The top compartment is deep enough for my tempered glass palette, which I keep inside a Masterson stay-wet palette box. So this tray will function as the top surface of my taboret.
My next step was to create a tray and dividers, using cardboard and hot glue, and lining the tray with a foam sheet. I used the foam that came with the tool chest, but you could also use the rolls of drawer liner foam or rubber that you can get at Harbor Freight or Bed, Bath and Beyond. Once the dividers were ready, it was time to sort pastels....
This is the first time I've seen all my pastels arranged together, and it was eye opening! I didn't realize I had so many yellows and greens, or that my darks and violets were sparse. But I think I'm done with purchasing sets at this point, and will fill in the gaps with individual sticks or small single color assortments.
I used the farthest right division of my palette for neutrals--earth tones and grays--but I kept my set of Maggie Price grays by Terry Ludwig in their foam lined box in a separate drawer. There are two reasons for this: first is that they're by far the softest pastels I have, they break easily and rub off on anything that touches them. If I kept them in the drawer with everything else I think they would make a big mess. Also, they're organized really well in their box, by hue and value, which is quite useful. I find them a bit tricky to use, since I would like to use them about halfway through a painting, but they're so soft that it's hard to layer anything on top of them. Anyway, they get to live alone for now, but you can see that the small drawer makes it easy to access them when needed.
Here's the item listing at Harbor Freight, with a link. They actually have a lot of similar cart, table top and cabinet options, and they usually have coupons and discounts available. With a coupon, this cart came in under $100. That's more affordable than most taborets and storage options that are marketed for artists, and a lot less expensive than the specialty studio pastel storage trays! (If you have the budget for the fancy ones, don't let me interrupt your shopping! Give my regards to Dakota and Heilman, and tell them I'll be in touch when I sell my first $1000 painting!) It took about an hour and a half, with my husband's help, and a socket wrench set, to put together. It's quite sturdy, and you can see there's plenty of space for more art supplies! Even another entire large drawer, in case my pastel collection continues to grow....

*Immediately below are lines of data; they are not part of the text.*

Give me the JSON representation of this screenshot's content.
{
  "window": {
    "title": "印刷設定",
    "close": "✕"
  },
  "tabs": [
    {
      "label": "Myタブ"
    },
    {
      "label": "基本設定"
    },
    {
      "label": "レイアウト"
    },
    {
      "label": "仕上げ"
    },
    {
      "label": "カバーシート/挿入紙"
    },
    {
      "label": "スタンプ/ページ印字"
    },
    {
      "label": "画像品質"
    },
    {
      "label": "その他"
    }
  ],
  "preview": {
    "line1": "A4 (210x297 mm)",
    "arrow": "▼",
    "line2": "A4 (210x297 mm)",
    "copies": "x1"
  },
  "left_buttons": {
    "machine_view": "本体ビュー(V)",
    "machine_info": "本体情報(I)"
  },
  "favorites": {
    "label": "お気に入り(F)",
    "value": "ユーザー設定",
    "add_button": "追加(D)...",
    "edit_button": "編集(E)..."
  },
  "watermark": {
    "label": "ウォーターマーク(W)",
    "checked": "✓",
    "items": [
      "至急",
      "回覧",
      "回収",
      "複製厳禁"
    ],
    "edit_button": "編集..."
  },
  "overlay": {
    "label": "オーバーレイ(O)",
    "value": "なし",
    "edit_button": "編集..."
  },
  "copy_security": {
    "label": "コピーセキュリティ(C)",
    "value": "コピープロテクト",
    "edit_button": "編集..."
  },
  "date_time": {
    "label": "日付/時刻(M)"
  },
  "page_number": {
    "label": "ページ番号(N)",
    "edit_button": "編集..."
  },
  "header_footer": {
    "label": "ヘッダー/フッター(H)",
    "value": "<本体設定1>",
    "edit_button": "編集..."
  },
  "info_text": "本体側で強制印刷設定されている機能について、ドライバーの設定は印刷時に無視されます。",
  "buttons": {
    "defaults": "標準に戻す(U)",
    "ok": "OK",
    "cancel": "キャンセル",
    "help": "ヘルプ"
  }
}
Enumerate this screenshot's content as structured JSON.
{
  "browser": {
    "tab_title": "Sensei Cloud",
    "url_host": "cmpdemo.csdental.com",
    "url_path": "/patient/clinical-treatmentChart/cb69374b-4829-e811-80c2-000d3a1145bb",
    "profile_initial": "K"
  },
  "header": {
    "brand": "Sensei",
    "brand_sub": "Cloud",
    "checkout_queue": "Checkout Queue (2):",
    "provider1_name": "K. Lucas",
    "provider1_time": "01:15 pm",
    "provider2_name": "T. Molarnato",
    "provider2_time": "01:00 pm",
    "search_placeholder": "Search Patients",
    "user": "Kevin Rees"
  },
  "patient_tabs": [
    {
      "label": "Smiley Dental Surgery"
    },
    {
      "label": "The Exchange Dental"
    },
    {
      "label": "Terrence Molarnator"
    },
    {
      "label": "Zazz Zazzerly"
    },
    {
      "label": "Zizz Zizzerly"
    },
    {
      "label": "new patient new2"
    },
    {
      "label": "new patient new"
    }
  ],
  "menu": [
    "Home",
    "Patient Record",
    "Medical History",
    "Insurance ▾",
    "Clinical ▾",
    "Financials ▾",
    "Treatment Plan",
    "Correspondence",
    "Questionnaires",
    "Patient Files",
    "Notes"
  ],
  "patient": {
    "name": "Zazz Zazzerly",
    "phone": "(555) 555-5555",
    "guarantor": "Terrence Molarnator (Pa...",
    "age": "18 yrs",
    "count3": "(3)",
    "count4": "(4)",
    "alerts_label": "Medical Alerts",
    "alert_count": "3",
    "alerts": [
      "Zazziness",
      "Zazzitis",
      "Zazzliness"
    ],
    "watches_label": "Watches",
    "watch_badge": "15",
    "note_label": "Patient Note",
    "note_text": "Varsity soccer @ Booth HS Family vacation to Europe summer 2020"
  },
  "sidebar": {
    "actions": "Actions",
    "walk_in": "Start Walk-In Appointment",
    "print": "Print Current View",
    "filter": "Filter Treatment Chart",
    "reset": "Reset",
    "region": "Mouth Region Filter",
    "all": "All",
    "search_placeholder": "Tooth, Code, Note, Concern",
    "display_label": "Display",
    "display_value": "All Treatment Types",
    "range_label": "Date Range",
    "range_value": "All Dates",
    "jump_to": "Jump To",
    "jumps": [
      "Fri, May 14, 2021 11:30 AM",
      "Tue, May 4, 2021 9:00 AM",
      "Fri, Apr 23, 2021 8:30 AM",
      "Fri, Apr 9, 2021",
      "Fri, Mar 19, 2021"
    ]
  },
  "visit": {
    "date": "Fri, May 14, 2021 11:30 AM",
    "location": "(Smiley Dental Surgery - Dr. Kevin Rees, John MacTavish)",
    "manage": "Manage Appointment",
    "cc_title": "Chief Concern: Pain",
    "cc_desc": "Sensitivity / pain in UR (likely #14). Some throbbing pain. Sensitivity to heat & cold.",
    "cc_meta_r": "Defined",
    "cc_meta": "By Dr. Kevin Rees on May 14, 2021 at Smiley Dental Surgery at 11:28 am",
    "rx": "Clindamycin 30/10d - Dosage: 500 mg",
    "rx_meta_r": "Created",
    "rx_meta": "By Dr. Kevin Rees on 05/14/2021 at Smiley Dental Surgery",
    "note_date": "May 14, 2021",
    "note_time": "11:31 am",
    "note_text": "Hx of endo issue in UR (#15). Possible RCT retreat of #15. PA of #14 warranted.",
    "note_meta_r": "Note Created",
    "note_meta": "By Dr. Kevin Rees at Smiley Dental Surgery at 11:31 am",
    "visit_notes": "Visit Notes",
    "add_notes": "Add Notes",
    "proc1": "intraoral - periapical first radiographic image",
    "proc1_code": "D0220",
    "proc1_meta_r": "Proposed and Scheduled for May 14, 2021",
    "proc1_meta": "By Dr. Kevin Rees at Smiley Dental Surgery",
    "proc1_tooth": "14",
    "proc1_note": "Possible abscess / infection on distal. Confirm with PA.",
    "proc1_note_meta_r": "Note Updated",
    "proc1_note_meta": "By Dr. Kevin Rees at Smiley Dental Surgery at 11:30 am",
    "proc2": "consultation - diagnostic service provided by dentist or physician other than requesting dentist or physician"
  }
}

Happy New Art Year!
Alexia Rosoff Wilber
News and notes about art.